U.S. 10-year notes (CBOT:ZNH14) headed for the worst annual performance in four years before the government sells $21 billion of them in its last auction of the securities for 2013. Budget negotiators unveiled an agreement yesterday to ease automatic spending cuts by about $63 billion over two years and cut the deficit by $23 billion, ending a three-year cycle of fiscal standoffs.
“It would have to slightly increase the odds of a December taper,” said William O’Donnell, head U.S. government-bond strategist at Royal Bank of Scotland Group Plc’s RBS Securities unit in Stamford, Connecticut, one of 21 primary dealers that trade with the U.S. central bank. “We may be closer to the point where the Fed feels job gains are sustainable.”
The benchmark 10-year yield rose two basis points, or 0.02 percentage point, to 2.82% at 10:50 a.m. in New York, after falling seven basis points during the previous three days, according to Bloomberg Bond Trader data. The price of the 2.75% note maturing in November 2023 decreased 5/32, or $1.56 per $1,000 face value, to 99 3/8.
Ten-year securities were poised for a 6.7% loss in 2013, the biggest drop since a 9.7% slide in 2009, Bank of America Merrill Lynch indexes show. Yields climbed more than 1 percentage point this year as improvement in the U.S. economy led traders to prepare for the Fed to reduce its bond purchases.
The notes being sold today yielded 2.83% in pre-auction trading. Bids are due by 1 p.m. New York time. The 10-year debt offering on Nov. 13 drew a yield of 2.75%, after selling at 2.657% the previous month.
The November sale’s bid-to-cover ratio, which gauges demand by comparing the amount bid with the amount offered, was 2.70, versus an average of 2.71 at the past 10 auctions. The offering drew the most demand in five months from the investor class that includes foreign central banks. Indirect bidders purchased 47.7% of the notes, the most since June.
The Treasury auctioned $30 billion of three-year notes yesterday at a yield of 0.631%, and plans to offer $13 billion of 30-year bonds tomorrow.
“Supply and the budget news are weighing on the market,” said Sean Murphy, a trader in New York at the primary dealer Societe Generale SA. “The Fed has been looking to the government for help, and the budget deal looks like it has a lot more substance, which means they got assistance on the fiscal side, which brings us closer to Fed tapering.”
U.S. Senator Patty Murray, a Democrat, and Republican Representative Paul Ryan said the budget proposal avoids a government shutdown and helps the economy. A partial closure in October lasted for 16 days because lawmakers couldn’t agree on how to fund the government.
Fed policy makers meet Dec. 17-18. They’re considering reducing debt purchases “in coming months” if the economy improves as expected, minutes of the central bank’s last session released in November showed. The Fed buys $85 billion of Treasury and mortgage debt each month to support the economy by putting downward pressure on borrowing costs.

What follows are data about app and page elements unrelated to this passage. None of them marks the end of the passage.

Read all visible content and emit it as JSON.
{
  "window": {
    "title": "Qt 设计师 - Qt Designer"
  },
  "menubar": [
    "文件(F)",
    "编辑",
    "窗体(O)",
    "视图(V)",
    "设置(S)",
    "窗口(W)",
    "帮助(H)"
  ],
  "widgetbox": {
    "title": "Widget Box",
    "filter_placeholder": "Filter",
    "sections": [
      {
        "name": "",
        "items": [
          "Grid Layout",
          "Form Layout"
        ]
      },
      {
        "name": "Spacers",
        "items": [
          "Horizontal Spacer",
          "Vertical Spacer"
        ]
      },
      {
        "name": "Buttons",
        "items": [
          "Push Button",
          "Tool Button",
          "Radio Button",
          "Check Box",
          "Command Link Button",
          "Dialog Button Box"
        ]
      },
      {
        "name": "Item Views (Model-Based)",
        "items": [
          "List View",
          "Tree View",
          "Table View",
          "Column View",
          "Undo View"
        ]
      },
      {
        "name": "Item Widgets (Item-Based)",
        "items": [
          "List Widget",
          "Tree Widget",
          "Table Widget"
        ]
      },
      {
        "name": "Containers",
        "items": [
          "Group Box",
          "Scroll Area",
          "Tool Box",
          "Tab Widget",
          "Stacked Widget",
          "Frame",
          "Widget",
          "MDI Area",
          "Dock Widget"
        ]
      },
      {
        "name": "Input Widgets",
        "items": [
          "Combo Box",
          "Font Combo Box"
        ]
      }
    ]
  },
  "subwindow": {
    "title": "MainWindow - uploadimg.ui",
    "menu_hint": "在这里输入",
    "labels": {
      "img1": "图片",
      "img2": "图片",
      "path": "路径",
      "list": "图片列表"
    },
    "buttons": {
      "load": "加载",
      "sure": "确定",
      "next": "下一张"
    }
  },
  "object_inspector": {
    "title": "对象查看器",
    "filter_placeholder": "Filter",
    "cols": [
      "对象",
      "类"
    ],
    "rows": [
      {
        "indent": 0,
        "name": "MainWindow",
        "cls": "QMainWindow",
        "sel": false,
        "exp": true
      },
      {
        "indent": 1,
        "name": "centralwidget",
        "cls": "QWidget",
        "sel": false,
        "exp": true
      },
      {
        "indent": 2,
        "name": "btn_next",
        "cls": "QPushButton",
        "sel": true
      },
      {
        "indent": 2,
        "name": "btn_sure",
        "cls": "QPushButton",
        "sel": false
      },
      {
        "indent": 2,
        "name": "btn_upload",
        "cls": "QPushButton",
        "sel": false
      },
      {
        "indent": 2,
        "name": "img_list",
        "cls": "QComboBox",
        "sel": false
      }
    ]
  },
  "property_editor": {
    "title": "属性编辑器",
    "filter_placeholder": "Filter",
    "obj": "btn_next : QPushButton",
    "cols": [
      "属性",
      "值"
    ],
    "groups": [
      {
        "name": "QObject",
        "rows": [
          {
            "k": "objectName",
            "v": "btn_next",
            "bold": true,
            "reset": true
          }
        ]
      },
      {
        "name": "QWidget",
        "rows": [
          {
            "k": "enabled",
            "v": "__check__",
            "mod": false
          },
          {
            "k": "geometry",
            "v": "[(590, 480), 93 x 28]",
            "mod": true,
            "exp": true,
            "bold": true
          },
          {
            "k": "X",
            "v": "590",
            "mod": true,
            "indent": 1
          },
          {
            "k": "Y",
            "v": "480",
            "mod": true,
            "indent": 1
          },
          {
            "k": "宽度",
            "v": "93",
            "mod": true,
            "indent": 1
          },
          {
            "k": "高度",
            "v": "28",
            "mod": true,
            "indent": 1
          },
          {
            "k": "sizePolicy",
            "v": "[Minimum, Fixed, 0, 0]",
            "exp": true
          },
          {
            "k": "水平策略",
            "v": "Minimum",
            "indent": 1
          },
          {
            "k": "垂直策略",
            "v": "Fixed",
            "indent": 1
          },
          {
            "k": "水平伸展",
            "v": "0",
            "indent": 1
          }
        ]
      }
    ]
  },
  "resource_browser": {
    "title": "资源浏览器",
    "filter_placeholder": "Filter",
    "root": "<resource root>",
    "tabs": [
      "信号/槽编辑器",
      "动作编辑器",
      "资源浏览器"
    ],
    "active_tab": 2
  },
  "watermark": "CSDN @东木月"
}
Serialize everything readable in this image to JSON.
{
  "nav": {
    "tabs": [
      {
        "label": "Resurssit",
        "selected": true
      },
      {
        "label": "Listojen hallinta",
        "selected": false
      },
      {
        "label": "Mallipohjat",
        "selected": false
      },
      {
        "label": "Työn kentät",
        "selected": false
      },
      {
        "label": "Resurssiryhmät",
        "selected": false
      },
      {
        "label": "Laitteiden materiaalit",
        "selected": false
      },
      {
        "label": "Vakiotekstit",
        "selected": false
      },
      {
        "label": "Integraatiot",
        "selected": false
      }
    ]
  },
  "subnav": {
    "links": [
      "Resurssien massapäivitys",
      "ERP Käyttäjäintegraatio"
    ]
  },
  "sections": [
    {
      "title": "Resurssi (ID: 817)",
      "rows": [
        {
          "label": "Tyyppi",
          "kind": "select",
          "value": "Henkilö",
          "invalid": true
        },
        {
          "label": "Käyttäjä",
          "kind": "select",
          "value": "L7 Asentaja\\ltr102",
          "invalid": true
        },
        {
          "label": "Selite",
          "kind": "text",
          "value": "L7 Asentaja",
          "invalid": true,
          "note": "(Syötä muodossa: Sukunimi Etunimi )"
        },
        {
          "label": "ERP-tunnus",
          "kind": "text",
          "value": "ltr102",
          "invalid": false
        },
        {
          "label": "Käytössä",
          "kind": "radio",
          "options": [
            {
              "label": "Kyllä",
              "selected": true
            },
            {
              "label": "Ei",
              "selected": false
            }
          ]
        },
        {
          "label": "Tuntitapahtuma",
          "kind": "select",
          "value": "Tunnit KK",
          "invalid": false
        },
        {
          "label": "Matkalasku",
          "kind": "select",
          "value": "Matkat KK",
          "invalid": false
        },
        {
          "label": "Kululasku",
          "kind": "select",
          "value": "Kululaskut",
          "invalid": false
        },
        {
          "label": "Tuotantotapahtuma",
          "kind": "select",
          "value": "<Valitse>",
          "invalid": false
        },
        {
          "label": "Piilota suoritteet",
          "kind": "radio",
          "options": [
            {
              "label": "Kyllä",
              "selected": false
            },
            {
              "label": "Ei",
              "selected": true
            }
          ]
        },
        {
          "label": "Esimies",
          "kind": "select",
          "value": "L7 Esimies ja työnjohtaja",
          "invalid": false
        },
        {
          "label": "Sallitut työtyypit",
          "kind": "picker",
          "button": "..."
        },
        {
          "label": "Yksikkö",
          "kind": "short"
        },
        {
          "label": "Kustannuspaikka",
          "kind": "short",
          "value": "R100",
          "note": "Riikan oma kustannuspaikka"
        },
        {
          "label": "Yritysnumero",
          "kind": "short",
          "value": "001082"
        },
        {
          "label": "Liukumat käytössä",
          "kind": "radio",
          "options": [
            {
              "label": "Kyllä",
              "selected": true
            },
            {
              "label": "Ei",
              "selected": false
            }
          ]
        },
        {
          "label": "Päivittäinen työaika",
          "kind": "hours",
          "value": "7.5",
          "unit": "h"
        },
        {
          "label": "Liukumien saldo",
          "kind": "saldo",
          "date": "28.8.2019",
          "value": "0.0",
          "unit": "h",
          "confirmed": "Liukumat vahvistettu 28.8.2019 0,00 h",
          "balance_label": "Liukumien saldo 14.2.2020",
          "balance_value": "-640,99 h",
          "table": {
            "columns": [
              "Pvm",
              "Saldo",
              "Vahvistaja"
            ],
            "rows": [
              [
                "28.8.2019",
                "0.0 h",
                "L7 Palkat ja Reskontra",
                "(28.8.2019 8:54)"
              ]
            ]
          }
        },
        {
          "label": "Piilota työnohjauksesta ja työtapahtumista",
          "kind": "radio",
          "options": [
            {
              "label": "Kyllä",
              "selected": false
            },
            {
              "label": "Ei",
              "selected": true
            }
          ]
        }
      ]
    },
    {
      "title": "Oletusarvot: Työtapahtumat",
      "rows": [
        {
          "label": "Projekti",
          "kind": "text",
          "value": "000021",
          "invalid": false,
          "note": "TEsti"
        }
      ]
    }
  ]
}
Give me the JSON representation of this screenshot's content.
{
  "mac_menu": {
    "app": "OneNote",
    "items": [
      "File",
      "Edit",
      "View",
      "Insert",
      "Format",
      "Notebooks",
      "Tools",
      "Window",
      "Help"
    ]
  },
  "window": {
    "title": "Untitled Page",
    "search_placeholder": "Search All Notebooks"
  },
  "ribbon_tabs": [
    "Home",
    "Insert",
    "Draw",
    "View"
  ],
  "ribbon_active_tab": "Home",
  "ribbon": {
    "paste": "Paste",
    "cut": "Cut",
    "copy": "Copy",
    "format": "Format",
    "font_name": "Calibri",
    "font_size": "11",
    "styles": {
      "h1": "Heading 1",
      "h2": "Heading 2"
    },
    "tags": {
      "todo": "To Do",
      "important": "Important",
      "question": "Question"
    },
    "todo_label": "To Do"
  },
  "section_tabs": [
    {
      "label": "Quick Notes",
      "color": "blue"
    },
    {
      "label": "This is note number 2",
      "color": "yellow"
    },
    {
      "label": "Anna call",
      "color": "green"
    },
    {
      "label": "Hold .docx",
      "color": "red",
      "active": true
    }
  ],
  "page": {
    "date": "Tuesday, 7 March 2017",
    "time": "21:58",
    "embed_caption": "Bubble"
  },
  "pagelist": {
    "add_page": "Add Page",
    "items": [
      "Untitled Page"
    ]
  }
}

The central bank will probably taper purchases in March if it doesn’t scale them back in December, said Daniel Fuss, a fund manager at Loomis Sayles & Co., which had $194 billion in assets as of Sept. 30. He said in a briefing in Tokyo today he’s “greatly reducing” long-maturity bonds.
U.S. retail sales accelerated in November, economists in a Bloomberg survey forecast before the Commerce Department report tomorrow. The jobless rate fell to a five-year low of 7%, manufacturing expanded at the fastest pace in more than two years, and purchases of new U.S. homes surged to the most in three decades, data this month showed.
The extra yield Treasury 10-year notes offer over the U.S. inflation rate was 1.84 percentage points, almost the highest in more than two years. Real yields reached 1.91 percentage points on Dec. 5, the highest since February 2011, data compiled by Bloomberg show.
Slow inflation may temper Treasuries’ losses. The Fed’s preferred measure, the personal consumption expenditures deflator, showed last week prices rose 0.7% in October, the least since 2009. It has failed to meet the Fed’s 2% target for 18 months.
The difference between yields on 10-year notes and comparable Treasury Inflation Protected Securities, a gauge of expectations for consumer prices over the life of the debt known as the 10-year break-even rate, was 2.13 percentage points. The average over the past decade is 2.22 percentage points.
Bill Gross, who runs the world’s biggest bond fund at Pacific Investment Management Co., maintained his biggest holdings in Treasuries and U.S. government-related securities in November. The proportion of the securities in the $244 billion Total Return Fund was 37%, unchanged from October, according to data from the company’s website.
U.S. 10-year yields will increase to 3.41% by the end of 2014, according to a Bloomberg survey of economists with the most recent projections given the heaviest weightings.
The benchmark note yields will rise to 3.75% next year, Bank of America Merrill Lynch Global Research said in a report yesterday. For an investor who bought today, an increase to that level by the close of 2014 would bring a loss of about 4%, according to data compiled by Bloomberg.